Around the world—in half a dozen countries, on five continents—HIV-positive people open their lives and share their stories. Through their own photographs, in their own voices, they teach the importance of compassion and the power of living a positive life. I run the photo-workshops on this project which is directed by photographer Gideon Mendel and Professor David Gere with a team from UCLA.
‘Resilience’ is the latest buzzword in social, environmental and international development circles.
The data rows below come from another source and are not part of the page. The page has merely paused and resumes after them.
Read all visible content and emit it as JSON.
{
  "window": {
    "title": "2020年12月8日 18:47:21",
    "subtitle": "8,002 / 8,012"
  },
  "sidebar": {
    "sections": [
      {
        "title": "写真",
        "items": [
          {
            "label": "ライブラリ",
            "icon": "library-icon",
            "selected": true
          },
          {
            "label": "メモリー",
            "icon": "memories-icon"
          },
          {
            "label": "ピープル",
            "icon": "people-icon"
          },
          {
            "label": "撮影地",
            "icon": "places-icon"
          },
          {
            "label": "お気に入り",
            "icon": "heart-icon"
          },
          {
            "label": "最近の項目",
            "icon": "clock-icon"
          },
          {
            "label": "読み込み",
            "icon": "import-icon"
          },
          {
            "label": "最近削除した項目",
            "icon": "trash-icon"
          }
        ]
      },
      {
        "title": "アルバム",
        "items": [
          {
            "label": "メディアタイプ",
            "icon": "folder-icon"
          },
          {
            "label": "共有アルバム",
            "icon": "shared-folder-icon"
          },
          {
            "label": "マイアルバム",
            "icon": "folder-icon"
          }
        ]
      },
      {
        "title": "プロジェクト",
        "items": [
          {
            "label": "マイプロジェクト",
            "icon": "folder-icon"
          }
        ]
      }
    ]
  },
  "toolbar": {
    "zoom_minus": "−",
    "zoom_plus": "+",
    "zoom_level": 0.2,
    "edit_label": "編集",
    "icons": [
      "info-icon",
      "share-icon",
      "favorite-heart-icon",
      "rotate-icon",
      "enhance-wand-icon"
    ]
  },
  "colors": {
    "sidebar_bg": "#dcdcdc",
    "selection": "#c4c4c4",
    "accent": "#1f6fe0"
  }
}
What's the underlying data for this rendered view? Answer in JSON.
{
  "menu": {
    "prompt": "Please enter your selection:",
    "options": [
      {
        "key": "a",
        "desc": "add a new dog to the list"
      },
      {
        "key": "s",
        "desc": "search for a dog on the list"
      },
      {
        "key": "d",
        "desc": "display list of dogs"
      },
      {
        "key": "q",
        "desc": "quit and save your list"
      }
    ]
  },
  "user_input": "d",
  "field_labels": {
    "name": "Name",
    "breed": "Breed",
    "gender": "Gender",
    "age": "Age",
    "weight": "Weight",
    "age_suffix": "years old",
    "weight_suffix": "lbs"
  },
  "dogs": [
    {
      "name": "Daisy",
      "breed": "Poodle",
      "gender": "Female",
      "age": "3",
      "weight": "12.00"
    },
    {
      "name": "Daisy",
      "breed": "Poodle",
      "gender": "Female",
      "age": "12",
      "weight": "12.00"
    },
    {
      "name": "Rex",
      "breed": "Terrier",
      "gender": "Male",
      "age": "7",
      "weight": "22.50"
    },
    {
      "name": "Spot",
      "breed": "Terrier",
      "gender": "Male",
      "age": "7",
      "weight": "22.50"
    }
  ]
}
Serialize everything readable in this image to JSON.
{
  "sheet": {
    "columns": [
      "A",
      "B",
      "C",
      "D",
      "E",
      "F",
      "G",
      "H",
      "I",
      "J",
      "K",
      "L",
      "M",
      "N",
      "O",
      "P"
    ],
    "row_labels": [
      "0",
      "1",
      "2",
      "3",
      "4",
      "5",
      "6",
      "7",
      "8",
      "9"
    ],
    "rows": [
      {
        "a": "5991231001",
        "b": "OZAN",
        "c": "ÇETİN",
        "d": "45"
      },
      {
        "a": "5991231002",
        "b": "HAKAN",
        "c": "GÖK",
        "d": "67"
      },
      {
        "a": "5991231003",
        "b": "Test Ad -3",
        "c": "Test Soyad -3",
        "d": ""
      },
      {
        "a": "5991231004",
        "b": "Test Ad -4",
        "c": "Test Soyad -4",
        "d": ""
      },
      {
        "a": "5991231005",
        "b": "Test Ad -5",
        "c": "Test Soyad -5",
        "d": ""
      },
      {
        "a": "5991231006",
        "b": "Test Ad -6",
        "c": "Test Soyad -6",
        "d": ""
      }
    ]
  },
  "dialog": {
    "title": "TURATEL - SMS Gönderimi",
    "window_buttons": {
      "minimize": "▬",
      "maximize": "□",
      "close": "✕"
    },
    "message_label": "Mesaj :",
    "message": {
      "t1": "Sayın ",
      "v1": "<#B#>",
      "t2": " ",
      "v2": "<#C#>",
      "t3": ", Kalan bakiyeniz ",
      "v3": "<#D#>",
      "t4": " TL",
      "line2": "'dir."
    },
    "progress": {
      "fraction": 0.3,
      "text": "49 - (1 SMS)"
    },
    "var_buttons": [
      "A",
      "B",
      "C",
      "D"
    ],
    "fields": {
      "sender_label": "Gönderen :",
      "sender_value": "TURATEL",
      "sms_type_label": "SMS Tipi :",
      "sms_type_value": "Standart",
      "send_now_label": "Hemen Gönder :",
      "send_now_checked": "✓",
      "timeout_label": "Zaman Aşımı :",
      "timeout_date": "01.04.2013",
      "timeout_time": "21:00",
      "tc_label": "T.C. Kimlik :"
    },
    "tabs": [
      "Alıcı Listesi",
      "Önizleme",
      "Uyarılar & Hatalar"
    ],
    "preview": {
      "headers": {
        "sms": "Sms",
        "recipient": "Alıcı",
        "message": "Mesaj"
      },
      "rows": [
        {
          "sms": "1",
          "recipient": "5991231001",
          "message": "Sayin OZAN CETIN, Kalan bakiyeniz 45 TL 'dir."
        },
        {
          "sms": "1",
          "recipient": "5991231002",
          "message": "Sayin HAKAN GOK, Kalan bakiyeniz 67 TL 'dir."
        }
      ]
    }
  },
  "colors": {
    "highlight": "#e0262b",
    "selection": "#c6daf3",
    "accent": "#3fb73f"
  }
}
Donkeys are known for their physical resilience in the face of drought and abuse by humans but they can also help women’s resilience in poor communities.
Tumme Konton, her husband Sisay and their children live in a tiny settlement called Adankonsole, near the small market town of Soguba, not far from the Kenyan border in Ethiopia.
Although she has no running water, sanitation or electricity, she would not think of herself as poor – in fact she has some status in her community. She has a good stock of animals, including a donkey, which enables her to provide for her family. The Donkey Sanctuary are using this simple story to illustrate the importance of their work in Ethiopia to the lives of people as well as animals.
‘A woman without a donkey – is a donkey’ Ethiopian saying
There are 6.2 million working donkeys in Ethiopia. When they are fit and healthy they carry water to villages and goods to market. In both rural and urban areas they form the backbone of the local transport and haulage system and provide an income for the poorest families. If they become sick or injured then the work of carrying water and heavy loads to market will usually fall to women. The welfare of donkeys can be a matter of life and death.
Collaboration with film-maker Susi Arnott has included commissions for NGOs and participatory projects, as well as gallery work. ‘Comma’ is a film Susi made inspired by her work with Professor Andrea Sella of University College London, with whom I’m also working later this year. We hope to bring all three minds to bear on a joint project soon.
Commission for the Gurkha Welfare Scheme to photograph their work supporting retired Ghurkha soldiers and their widows.
Now in their 80s and 90s, many of this fading generation fought in World War II and were demobbed without a regular pension. From its charitable funds, the GWS grants a discretionary pension to veterans who fall on hard times in their old age, and this pension passes in full to their widows. Four times a year an ageing cohort of ex-Gurkha soldiers, and widows of soldiers, make their way along Himalayan paths and tracks from their home villages to GWS welfare bases to collect their pension.
Realising the narrowing window of opportunity, I improvised studios at three bases and photographed around 200 of this unique group of men and women.
Over the last year I’ve photographed patients and staff at Guy’s & St Thomas’, Charing Cross, Whipps Cross and Imperial College hospitals. Because of consent issues I can only reproduce photos of staff and not patients here. Continue reading →
A group ranging from experienced artists to complete beginners was drawn together in the winter of 2010-11 by Kingston Museum to produce a response to the Muybridge Revolutions exhibition at the Museum.
Working alongside myself, filmmaker Susi Arnott and the Museum’s Learning and Access Officer Caroline Burt, the group studied photography and time lapse techniques. Using inexpensive compact stills cameras, each member produced work on the cusp between still and moving images. Their work uses Muybridge’s techniques and themes of time and movement to explore their lives in Kingston, London.
Around the world—in half a dozen countries, on five continents—HIV-positive people open their lives and share their stories. Through their own photographs, in their own voices, they teach the importance of compassion and the power of living a positive life. I am the photo-educator on this project, working with photographer Gideon Mendel and a team from UCLA led by Professor David Gere.